Legal Status & Governance
Today's episode will help you continue constructing your social enterprise's foundation in choosing your legal structure. There are a few different options for legal structures you can apply for in Ireland. Alongside consolidating this base structure, there are also some notes about best practices for implementing good governance and layers of legal recourse for your enterprise.
Social Entrepreneurs Discuss
As with all businesses, complaints are part and parcel of delivering services or selling products. Hopefully you'll never have to use it, but a complaint policy will provide a comprehensive structure and process which will help both the organisation and the complainer in dealing with the complaint. Here's some support in getting you started. • Try not to take the complaint personally. Complaints can be hurtful, especially when you have invested so much time in the enterprise. However, your ...

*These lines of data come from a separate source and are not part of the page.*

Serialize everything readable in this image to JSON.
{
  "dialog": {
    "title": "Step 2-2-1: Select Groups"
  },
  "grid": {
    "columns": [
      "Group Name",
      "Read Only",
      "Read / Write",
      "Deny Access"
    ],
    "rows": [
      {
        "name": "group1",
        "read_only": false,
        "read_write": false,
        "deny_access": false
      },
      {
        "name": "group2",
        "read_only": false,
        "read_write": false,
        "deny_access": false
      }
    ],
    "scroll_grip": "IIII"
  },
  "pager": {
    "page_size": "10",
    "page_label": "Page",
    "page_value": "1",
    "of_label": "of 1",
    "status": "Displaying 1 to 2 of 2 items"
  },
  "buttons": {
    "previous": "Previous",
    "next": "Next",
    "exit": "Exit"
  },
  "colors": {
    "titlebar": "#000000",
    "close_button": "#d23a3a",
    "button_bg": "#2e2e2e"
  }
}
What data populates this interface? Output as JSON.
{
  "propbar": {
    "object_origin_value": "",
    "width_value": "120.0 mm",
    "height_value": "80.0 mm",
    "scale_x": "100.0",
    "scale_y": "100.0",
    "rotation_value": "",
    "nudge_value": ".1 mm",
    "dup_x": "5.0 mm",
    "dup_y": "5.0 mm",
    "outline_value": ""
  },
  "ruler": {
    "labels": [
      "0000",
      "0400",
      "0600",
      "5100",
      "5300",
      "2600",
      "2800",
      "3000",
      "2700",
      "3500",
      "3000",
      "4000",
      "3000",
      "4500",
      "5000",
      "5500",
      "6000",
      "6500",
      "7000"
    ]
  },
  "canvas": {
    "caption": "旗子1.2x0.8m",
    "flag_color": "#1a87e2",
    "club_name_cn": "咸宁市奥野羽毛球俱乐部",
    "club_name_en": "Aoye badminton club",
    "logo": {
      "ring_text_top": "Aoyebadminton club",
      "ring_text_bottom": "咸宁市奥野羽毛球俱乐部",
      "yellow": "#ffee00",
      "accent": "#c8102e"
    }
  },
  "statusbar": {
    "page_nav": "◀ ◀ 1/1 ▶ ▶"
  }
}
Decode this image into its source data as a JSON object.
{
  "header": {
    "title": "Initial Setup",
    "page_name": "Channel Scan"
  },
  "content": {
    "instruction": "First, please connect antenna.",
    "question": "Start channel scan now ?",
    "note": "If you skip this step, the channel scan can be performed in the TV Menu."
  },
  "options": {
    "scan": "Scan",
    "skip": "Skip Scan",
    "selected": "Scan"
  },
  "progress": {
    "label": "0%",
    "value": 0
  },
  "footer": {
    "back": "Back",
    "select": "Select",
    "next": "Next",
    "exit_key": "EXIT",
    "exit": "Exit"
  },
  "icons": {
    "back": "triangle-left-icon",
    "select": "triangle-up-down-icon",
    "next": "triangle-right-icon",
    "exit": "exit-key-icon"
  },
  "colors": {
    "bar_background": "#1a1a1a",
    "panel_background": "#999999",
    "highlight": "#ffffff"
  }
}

As with all businesses, complaints are part and parcel of delivering services or selling products. Hopefully you'll never have to use it, but a complaint policy will provide a comprehensive structure and process which will help both the organisation and the complainer in dealing with the complaint. Here's some support in getting you started.
- Try not to take the complaint personally. Complaints can be hurtful, especially when you have invested so much time in the enterprise. However, your reaction to complaints can demonstrate the qualities of your organisation, that it's well-oiled and competent — whether the complaint was
- Complaints generally come from two streams: a customer/beneficiary, or a grievance from an internal stakeholder such as an employee or a volunteer. Complaints might be informal, so the resolution might be found in a brief and casual chat.
- A formal complaint, however, should go through a transparent process. The first stage is where a complaint is initially lodged in writing or speech, followed by an internal staff member's appointment as the investigator of the complaint. After an investigation, a decision is made by the organisation either to refute the complaint or apologise. There may be further acknowledgement such as compensation or a public statement.
- You may want to utilise your board of advisors to investigate the complaint as a second tier. This is particularly helpful if the complaint concerns you or you have a conflict of interest. Try to make your complaint process as objective, fair and transparent as possible.
A comprehensive guide created in November 2020 by the Thomson Reuters Foundation and Mason Hayes & Curran LLP in efforts to inform and assist its readers in learning more about legal structures available for social enterprises in Ireland.
This resource will help you to understand how the hierarchy of authority affects decision making when developing policies for a social business. It includes a checklist of possible policies you can use to decide on which might be useful to employ in your own social enterprise.
These activities will get you finalising the legal structure of your organisation based on the possibilities discussed in today's lesson. Once you've got this in order, you'll be able to use it as a reference in dealing with legal obstacles and even when applying for grants and opportunities, as these often have requirements in terms of the kinds of organisations they support.
The last few episodes have been quite heavy on the planning and organisation front, which we appreciate can feel overwhelming and sound a bit cumbersome. However, financial planning, organising and good governance can help to put your organisation in good stead and is worth pursuing and developing. Once you build a strong foundation, you'll have these structures to return to when obstacles present themselves instead of fumbling in the dark and wasting precious time and resources under pressure. Remember to utilise your contacts and support organisations that can help lighten the planning load.
No comments yet. Write one!